Monday, August 29, 2011

Weather Report: Rain, Sleet Or Snow

Not everything Paul Revere and the Raiders recorded turned to gold. Their 1967 holiday album, A Christmas Present...And Past, never broke the Billboard Top 100 album chart or even launched a single. In fact one Columbia exec hated the album so much  he frisbee'd his preview copy across the room.

Rain, Sleet or Snow" would have been the single. A heavily distorted tongue-in-cheek rant from the point of view of an overworked holiday mailman, it sounds kind of like Aerosmith's "Sweet Emotion" at half speed.

On his website, singer Mark Lindsay admits the Christmas album is a mess but it reflected the counterculture attitudes of those times:
"Most of our singles weren’t political, but the Christmas album totally was. It was a disaster, but it reflected what we were feeling at the time.
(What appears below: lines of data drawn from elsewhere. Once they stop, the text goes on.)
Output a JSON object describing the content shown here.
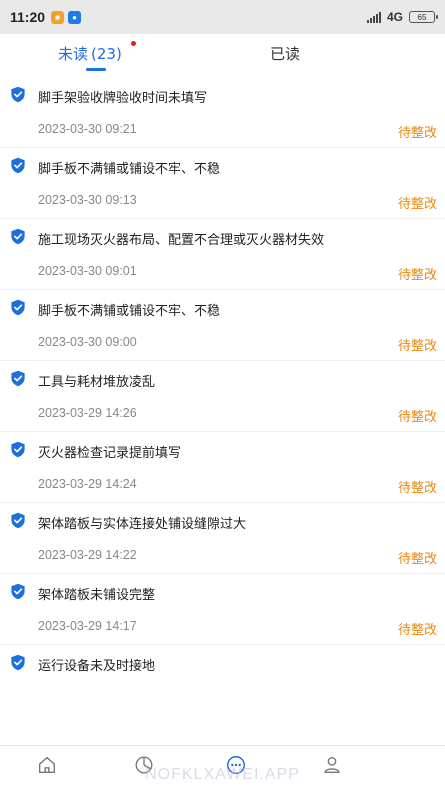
{
  "status_bar": {
    "time": "11:20",
    "network": "4G",
    "battery": "65"
  },
  "tabs": {
    "unread_label": "未读",
    "unread_count": "(23)",
    "read_label": "已读"
  },
  "notifications": [
    {
      "title": "脚手架验收牌验收时间未填写",
      "time": "2023-03-30 09:21",
      "status": "待整改"
    },
    {
      "title": "脚手板不满铺或铺设不牢、不稳",
      "time": "2023-03-30 09:13",
      "status": "待整改"
    },
    {
      "title": "施工现场灭火器布局、配置不合理或灭火器材失效",
      "time": "2023-03-30 09:01",
      "status": "待整改"
    },
    {
      "title": "脚手板不满铺或铺设不牢、不稳",
      "time": "2023-03-30 09:00",
      "status": "待整改"
    },
    {
      "title": "工具与耗材堆放凌乱",
      "time": "2023-03-29 14:26",
      "status": "待整改"
    },
    {
      "title": "灭火器检查记录提前填写",
      "time": "2023-03-29 14:24",
      "status": "待整改"
    },
    {
      "title": "架体踏板与实体连接处铺设缝隙过大",
      "time": "2023-03-29 14:22",
      "status": "待整改"
    },
    {
      "title": "架体踏板未铺设完整",
      "time": "2023-03-29 14:17",
      "status": "待整改"
    },
    {
      "title": "运行设备未及时接地",
      "time": "",
      "status": ""
    }
  ],
  "bottom_nav": {
    "icons": [
      "home-icon",
      "stats-icon",
      "message-icon",
      "user-icon"
    ]
  },
  "watermark": "NOFKLXAWEI.APP",
  "colors": {
    "accent": "#1d6fe0",
    "status_pending": "#e88a16",
    "badge_dot": "#e02020"
  }
}
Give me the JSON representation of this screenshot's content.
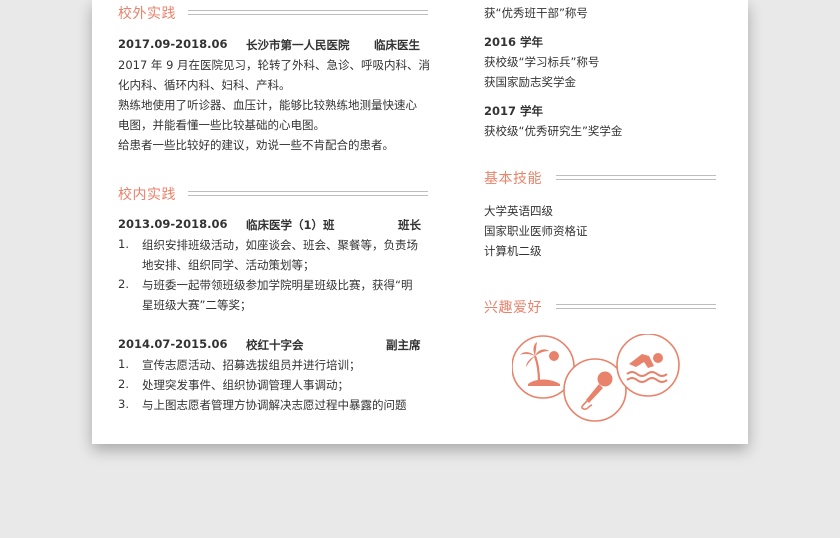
{
  "colors": {
    "accent": "#e9826a",
    "rule": "#bdbdbd",
    "text": "#333333"
  },
  "left": {
    "outside": {
      "title": "校外实践",
      "date": "2017.09-2018.06",
      "org": "长沙市第一人民医院",
      "role": "临床医生",
      "lines": [
        "2017 年 9 月在医院见习，轮转了外科、急诊、呼吸内科、消",
        "化内科、循环内科、妇科、产科。",
        "熟练地使用了听诊器、血压计，能够比较熟练地测量快速心",
        "电图，并能看懂一些比较基础的心电图。",
        "给患者一些比较好的建议，劝说一些不肯配合的患者。"
      ]
    },
    "campus": {
      "title": "校内实践",
      "entry1": {
        "date": "2013.09-2018.06",
        "org": "临床医学（1）班",
        "role": "班长",
        "items": [
          {
            "num": "1.",
            "lines": [
              "组织安排班级活动，如座谈会、班会、聚餐等，负责场",
              "地安排、组织同学、活动策划等；"
            ]
          },
          {
            "num": "2.",
            "lines": [
              "与班委一起带领班级参加学院明星班级比赛，获得“明",
              "星班级大赛”二等奖；"
            ]
          }
        ]
      },
      "entry2": {
        "date": "2014.07-2015.06",
        "org": "校红十字会",
        "role": "副主席",
        "items": [
          {
            "num": "1.",
            "lines": [
              "宣传志愿活动、招募选拔组员并进行培训；"
            ]
          },
          {
            "num": "2.",
            "lines": [
              "处理突发事件、组织协调管理人事调动；"
            ]
          },
          {
            "num": "3.",
            "lines": [
              "与上图志愿者管理方协调解决志愿过程中暴露的问题"
            ]
          }
        ]
      }
    }
  },
  "right": {
    "awards": {
      "top_line": "获“优秀班干部”称号",
      "year1": "2016 学年",
      "year1_items": [
        "获校级“学习标兵”称号",
        "获国家励志奖学金"
      ],
      "year2": "2017 学年",
      "year2_items": [
        "获校级“优秀研究生”奖学金"
      ]
    },
    "skills": {
      "title": "基本技能",
      "items": [
        "大学英语四级",
        "国家职业医师资格证",
        "计算机二级"
      ]
    },
    "hobbies": {
      "title": "兴趣爱好",
      "icons": [
        "beach-palm-icon",
        "microphone-icon",
        "swimming-icon"
      ]
    }
  }
}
It was a good time for flower power and protest.”

Sunday, August 28, 2011

Weather Report : Have You Ever Seen The Rain

Back in the late 60s / early 70s, it was Joey hearing a question...
There is some cataclysmic nature wending it's way about.

The Ramones - Have you Ever Seen The Rain
[buy it]

I hope everybody gets to be safe.
I hope everybody gets to hear less violent rains again.

Star Maker Debuts => Weather Report: Preston School of Industry - Caught in the Rain

Preston School of Industry: Caught in the Rain


I didn’t expect to be posting a transition song this week for two reasons. First, I didn’t realize that I had a weather song by a band that had never been on Star Maker Machine before. And second, sitting here in the path of Hurricane Irene, I wasn’t sure I would have electricity. At the moment, it is strangely quiet outside, which may mean that the storm will wallop us again soon. But hopefully, I can get this done and posted before then.

Scott Kannberg records these days under the name Spiral Stairs, but when he first left the band Pavement, he formed the group Preston School of Industry. The band lasted long enough to record one EP and two full length albums, and then went on hiatus in 2004. The album Monsoon included guest musicians from Wilco and The Minus Five. All of this added up to songs like Caught in the Rain. There is nothing very profound about the song. But breezy pop songs like this are harder to get right than most people realize. The first verse reminds me of the mud I experienced at the Falcon Ridge Folk Festival last year. That is about the happiest memory of mud I am ever likely to have.